▶ [How to complete this task]:
Return all the lines below exactly. Any picture among them is omitted.

[Dataset rows for apps and sites]
▬▬▬▬▬▬▬▬▬▬

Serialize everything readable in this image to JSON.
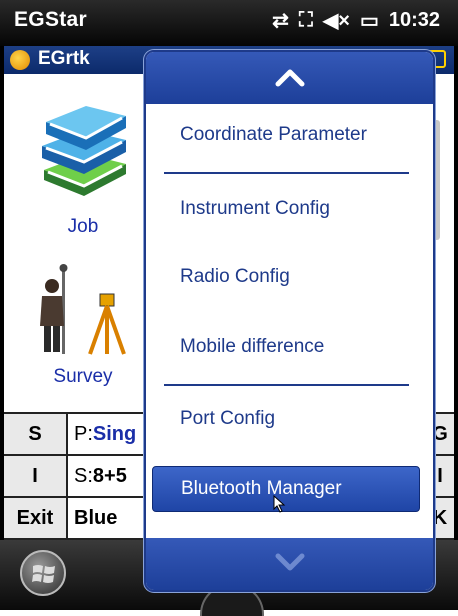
{
  "statusbar": {
    "title": "EGStar",
    "icons": [
      "connectivity-icon",
      "signal-icon",
      "volume-muted-icon",
      "battery-icon"
    ],
    "icon_glyphs": [
      "⇄",
      "⛶",
      "🔇",
      "▭"
    ],
    "time": "10:32"
  },
  "app": {
    "name": "EGrtk",
    "accent_color": "#1d3f86"
  },
  "tiles": [
    {
      "label": "Job",
      "icon": "books-icon"
    },
    {
      "label": "Survey",
      "icon": "surveyor-icon"
    }
  ],
  "info": {
    "rows": [
      {
        "key": "S",
        "prefix": "P:",
        "value": "Sing",
        "right": "G"
      },
      {
        "key": "I",
        "prefix": "S:",
        "value": "8+5",
        "right": "I"
      },
      {
        "key": "Exit",
        "prefix": "",
        "value": "Blue",
        "right": "K"
      }
    ]
  },
  "menu": {
    "items": [
      "Coordinate Parameter",
      "Instrument Config",
      "Radio Config",
      "Mobile difference",
      "Port Config",
      "Bluetooth Manager"
    ],
    "selected": "Bluetooth Manager",
    "scroll_up_icon": "chevron-up-icon",
    "scroll_down_icon": "chevron-down-icon"
  },
  "taskbar": {
    "start_icon": "windows-logo-icon"
  }
}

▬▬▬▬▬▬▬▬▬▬

▶ [Answer to this exercise]:
Serialize everything readable in this image to JSON.
{
  "statusbar": {
    "title": "EGStar",
    "icons": [
      "connectivity-icon",
      "signal-icon",
      "volume-muted-icon",
      "battery-icon"
    ],
    "icon_glyphs": [
      "⇄",
      "⛶",
      "🔇",
      "▭"
    ],
    "time": "10:32"
  },
  "app": {
    "name": "EGrtk",
    "accent_color": "#1d3f86"
  },
  "tiles": [
    {
      "label": "Job",
      "icon": "books-icon"
    },
    {
      "label": "Survey",
      "icon": "surveyor-icon"
    }
  ],
  "info": {
    "rows": [
      {
        "key": "S",
        "prefix": "P:",
        "value": "Sing",
        "right": "G"
      },
      {
        "key": "I",
        "prefix": "S:",
        "value": "8+5",
        "right": "I"
      },
      {
        "key": "Exit",
        "prefix": "",
        "value": "Blue",
        "right": "K"
      }
    ]
  },
  "menu": {
    "items": [
      "Coordinate Parameter",
      "Instrument Config",
      "Radio Config",
      "Mobile difference",
      "Port Config",
      "Bluetooth Manager"
    ],
    "selected": "Bluetooth Manager",
    "scroll_up_icon": "chevron-up-icon",
    "scroll_down_icon": "chevron-down-icon"
  },
  "taskbar": {
    "start_icon": "windows-logo-icon"
  }
}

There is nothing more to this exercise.